▶ _What the task asks_:
Return each line in the records below that includes "background".

▶ _Data_:
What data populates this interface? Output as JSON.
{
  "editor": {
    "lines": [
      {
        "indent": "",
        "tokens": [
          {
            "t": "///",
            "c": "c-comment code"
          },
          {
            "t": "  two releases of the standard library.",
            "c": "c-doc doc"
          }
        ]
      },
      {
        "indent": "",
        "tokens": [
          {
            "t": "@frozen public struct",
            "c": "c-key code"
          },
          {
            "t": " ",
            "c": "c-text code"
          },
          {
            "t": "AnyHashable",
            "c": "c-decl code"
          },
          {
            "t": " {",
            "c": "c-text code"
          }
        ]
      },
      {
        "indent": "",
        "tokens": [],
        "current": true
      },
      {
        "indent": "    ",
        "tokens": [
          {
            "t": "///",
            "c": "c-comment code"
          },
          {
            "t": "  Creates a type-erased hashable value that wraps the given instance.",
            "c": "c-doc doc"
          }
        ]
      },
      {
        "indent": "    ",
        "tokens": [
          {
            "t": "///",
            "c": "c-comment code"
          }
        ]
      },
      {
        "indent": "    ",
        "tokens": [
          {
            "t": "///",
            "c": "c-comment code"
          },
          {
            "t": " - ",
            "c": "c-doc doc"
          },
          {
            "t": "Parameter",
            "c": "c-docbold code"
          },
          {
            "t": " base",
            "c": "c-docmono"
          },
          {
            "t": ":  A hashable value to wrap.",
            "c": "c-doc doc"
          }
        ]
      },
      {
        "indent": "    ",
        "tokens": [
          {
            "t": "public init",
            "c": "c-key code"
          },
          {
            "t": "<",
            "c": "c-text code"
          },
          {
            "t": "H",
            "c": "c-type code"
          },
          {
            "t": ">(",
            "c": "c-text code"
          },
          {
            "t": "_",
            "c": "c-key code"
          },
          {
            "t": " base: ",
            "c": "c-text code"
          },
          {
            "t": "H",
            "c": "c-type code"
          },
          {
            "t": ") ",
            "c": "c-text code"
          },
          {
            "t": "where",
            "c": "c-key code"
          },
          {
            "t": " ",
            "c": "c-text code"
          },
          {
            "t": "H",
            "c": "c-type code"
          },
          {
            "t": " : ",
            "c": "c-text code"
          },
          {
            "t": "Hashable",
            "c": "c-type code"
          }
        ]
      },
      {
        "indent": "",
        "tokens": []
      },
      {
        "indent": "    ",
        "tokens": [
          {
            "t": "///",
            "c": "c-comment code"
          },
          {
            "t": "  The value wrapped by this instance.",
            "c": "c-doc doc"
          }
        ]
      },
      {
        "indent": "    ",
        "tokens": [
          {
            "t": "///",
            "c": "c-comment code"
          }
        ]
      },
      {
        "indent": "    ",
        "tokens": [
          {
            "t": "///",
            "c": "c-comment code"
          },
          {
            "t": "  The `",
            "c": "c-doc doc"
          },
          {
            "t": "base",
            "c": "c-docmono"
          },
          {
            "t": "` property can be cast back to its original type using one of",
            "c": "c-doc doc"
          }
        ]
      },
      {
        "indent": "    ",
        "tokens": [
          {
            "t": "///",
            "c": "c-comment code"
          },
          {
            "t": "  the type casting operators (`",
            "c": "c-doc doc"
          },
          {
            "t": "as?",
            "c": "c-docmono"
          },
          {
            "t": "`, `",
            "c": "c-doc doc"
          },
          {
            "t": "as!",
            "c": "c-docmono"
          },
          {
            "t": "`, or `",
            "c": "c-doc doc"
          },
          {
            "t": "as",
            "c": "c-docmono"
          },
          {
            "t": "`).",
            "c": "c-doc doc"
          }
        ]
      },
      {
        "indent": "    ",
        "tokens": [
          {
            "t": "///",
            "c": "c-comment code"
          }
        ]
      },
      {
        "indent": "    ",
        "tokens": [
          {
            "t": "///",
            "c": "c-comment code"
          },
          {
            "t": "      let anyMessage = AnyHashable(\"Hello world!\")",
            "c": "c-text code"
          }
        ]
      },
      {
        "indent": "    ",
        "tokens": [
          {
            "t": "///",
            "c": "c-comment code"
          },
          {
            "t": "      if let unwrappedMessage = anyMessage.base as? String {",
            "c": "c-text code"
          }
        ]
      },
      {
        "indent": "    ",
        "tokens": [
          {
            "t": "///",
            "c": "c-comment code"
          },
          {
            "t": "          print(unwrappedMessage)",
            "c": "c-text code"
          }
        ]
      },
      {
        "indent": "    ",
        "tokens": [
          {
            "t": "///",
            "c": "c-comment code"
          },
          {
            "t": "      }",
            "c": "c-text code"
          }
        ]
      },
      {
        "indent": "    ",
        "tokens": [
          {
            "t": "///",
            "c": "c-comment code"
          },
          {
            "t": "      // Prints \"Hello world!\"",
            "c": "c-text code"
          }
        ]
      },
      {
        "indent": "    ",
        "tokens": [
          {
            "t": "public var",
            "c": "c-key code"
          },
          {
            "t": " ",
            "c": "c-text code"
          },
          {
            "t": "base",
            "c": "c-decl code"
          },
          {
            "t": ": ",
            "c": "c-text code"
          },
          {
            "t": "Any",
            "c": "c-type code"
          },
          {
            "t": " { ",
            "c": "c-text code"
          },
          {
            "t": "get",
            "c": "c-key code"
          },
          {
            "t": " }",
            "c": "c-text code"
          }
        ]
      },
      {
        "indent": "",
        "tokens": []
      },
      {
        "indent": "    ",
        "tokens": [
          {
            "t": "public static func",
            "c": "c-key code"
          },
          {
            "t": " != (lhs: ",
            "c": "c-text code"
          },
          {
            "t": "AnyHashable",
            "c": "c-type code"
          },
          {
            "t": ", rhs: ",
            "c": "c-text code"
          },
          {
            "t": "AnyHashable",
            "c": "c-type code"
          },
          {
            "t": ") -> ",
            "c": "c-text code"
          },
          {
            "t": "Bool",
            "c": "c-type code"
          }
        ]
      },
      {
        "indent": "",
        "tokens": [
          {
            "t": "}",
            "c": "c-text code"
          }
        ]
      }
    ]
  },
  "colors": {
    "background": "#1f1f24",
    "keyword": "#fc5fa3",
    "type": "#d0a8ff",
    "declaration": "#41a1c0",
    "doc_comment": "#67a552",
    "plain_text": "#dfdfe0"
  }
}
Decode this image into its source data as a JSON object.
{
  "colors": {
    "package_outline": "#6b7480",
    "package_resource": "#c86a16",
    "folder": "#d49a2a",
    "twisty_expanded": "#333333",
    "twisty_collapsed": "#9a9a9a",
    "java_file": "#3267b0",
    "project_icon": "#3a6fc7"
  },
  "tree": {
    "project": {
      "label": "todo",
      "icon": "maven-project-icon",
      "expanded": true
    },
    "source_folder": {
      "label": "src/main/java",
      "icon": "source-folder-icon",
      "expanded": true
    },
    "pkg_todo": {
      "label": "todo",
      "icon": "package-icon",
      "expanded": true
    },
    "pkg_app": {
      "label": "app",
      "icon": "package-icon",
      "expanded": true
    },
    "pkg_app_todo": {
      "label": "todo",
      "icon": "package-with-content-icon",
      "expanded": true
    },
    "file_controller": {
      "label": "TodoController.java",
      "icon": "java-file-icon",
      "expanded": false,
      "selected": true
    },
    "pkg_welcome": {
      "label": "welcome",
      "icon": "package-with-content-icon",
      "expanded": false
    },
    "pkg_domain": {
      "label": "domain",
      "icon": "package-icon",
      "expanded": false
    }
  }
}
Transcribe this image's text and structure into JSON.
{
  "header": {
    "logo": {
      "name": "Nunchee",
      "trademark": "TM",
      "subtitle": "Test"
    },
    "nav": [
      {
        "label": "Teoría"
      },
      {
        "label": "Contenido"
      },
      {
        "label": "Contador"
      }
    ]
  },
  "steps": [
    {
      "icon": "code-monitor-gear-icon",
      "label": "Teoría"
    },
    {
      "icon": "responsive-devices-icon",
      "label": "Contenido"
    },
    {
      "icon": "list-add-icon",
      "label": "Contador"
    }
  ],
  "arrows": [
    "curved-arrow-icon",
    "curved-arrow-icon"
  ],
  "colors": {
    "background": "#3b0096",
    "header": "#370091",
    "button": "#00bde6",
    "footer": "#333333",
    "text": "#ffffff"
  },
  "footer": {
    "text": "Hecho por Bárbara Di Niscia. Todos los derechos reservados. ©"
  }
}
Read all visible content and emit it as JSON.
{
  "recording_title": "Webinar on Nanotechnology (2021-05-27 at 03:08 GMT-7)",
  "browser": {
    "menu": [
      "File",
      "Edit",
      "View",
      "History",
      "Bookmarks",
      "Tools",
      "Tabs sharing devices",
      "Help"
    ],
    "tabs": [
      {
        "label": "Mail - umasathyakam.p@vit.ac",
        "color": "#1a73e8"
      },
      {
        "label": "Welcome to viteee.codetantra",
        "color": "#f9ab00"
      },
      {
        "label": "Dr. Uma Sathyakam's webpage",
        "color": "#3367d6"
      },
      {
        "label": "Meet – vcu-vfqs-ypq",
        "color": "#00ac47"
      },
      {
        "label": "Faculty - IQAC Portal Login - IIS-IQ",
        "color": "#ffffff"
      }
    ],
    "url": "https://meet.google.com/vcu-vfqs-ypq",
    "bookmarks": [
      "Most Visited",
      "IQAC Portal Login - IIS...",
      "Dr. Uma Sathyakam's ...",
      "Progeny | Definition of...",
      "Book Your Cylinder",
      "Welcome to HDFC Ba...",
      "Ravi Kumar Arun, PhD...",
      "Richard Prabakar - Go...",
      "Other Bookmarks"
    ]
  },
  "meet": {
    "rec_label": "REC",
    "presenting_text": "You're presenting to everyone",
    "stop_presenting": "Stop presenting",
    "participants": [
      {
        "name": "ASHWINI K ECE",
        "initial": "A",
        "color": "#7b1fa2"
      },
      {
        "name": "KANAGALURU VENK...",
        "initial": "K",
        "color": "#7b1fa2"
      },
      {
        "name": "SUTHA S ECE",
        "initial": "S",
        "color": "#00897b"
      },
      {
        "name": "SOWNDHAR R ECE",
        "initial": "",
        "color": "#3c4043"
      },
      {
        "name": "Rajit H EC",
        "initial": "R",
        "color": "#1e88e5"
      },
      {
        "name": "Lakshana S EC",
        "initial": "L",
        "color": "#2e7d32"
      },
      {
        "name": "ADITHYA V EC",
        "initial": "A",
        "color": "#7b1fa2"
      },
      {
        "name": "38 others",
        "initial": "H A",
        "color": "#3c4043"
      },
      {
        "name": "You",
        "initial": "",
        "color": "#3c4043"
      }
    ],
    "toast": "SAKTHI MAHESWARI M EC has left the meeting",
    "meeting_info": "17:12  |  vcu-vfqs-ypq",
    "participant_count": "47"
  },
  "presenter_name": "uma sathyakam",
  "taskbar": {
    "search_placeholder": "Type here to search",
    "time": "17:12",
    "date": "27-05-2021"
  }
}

▶ _Response_:
    "background": "#1f1f24",
    "background": "#3b0096",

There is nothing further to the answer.